Should former Houston Astros first baseman Jeff Bagwell be voted into the Major League Baseball Hall of Fame when voting results are released on Wednesday?

In a word, 'yes'. As a matter of fact, it's long overdue.

Now, while nothing is a guarantee, things look pretty good for Bagwell, in terms of getting in this year.

Last year, Bagwell fell 15 votes short of joining the elite in Cooperstown, New York. He finished at 71.6%, which fell just short of the needed 75% to be voted into the Hall of Fame.

So, it would be a real surprise if Bagwell doesn't pick up the extra 15 votes and get in this year.

That being said, it's hard to figure out why he isn't already in, having been passed over on six occasions.

Bagwell is the only player, EVER, to collect 40 home runs, 30 doubles, 30 stolen bases, and 100 walks in a single season, and he did it not once, but twice.

He is one of only 17 players to accumulate 400 homers, 1,500 RBI's, 1,500 runs, and 1,400 walks, while reaching base 3,800 times.

Among the 19 first basemen already in the Hall of Fame, Bagwell ranks third in WAR, yet he didn't get in on his first six tries.

How impressive are Bagwell's stats? Well, let's compare him to Ken Griffey, Jr.

I'm not picking on Griffey, as he deserves to be in the Hall of Fame.

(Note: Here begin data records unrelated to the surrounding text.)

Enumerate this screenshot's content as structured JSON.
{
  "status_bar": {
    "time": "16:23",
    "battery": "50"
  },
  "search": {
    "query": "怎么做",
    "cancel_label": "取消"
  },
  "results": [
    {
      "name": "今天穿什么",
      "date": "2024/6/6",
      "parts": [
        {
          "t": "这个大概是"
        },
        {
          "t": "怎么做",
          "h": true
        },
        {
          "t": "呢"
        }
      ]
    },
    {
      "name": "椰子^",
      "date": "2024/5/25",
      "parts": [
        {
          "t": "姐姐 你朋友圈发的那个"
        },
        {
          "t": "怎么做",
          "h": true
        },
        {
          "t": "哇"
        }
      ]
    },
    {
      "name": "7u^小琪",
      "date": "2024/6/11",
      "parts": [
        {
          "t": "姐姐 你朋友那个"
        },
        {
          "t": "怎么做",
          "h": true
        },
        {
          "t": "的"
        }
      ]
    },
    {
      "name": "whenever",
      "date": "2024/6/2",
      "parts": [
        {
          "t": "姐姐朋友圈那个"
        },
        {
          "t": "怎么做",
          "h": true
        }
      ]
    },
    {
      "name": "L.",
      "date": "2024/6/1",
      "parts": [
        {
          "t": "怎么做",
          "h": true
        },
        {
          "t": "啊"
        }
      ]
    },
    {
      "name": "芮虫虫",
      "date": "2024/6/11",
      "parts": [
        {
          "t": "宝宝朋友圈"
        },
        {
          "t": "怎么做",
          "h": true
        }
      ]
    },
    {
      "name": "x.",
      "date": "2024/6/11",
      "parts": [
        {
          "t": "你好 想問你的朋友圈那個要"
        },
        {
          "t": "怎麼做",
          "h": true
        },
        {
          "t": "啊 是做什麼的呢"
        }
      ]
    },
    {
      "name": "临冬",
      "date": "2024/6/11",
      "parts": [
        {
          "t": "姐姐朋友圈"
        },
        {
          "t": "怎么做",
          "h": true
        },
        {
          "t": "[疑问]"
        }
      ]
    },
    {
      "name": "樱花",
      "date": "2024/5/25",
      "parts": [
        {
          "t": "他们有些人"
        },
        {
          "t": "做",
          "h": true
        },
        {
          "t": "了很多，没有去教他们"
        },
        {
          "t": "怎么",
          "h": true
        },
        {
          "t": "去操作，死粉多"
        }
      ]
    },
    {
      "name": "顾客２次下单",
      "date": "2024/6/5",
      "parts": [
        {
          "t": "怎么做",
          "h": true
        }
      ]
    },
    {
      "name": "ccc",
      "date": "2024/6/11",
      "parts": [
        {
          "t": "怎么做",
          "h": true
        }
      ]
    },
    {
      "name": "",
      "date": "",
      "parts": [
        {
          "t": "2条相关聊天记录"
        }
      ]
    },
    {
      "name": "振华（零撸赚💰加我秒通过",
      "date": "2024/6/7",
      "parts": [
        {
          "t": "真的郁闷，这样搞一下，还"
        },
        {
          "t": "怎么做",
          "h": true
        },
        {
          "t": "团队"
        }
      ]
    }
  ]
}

I'm using Griffey as a comparison because just last year, he set a new record, by being voted in with 99.3% of the vote.

Well, in terms of career statistics, Bagwell has a better batting average (.297/.284) and on-base percentage (.408/.370) than Griffey.

Maybe surprisingly, to some, Bagwell also has a higher career slugging percentage than Griffey (.540/.538), a better OPS (.948/.907), and even finished his career with more stolen bases (202/184).

If you look at the 162-game averages by the two, Griffey bettered Bagwell in only one category, home runs (38/34).

In a season, Bagwell averaged more hits (174/169), more runs (114/101), more doubles (37/32), more RBI's (115/111), more stolen bases (15/11), and the same amount of triples (2), while producing a better batting average (.297/.284), on-base percentage (.408/.370), and slugging percentage (.540/.538) than Griffey.

Again, this is not to knock Griffey; he's a definite Hall of Famer. But he's a guy that over 99% of the voters said 'yes' to on his first year on the ballot, setting a new record, and yet Bagwell, who had better stats, in multiple categories, is still fighting to get in?

And I realize that Griffey suffered through his share of injuries. But you also must not forget that Bagwell's career was cut short by an arthritic shoulder, or that Bagwell played the first 9 years of his career at the Astrodome, a pitcher's paradise.

The reason Bagwell hasn't been voted in, yet, is because there have been whispers of steroid use.

That's all there has been however, whispers. Bagwell never tested positive, and didn't turn up in the Mitchell Report, or any other investigation.

His name also hasn't surfaced among the names leaked in connection with the 104 positives on the 2003 survey tests, like Sammy Sosa, Manny Ramirez, David Ortiz and Alex Rodriguez.

Does that prove he was 100% clean? No, but it certainly should give him the benefit of the doubt.

He hasn't played in a game since 2005, and nobody has anything concrete against him? Time to move on.

Not voting Jeff Bagwell into the Hall of Fame for 6-consecutive years has been silly.

Thankfully, the silliness will end. I think.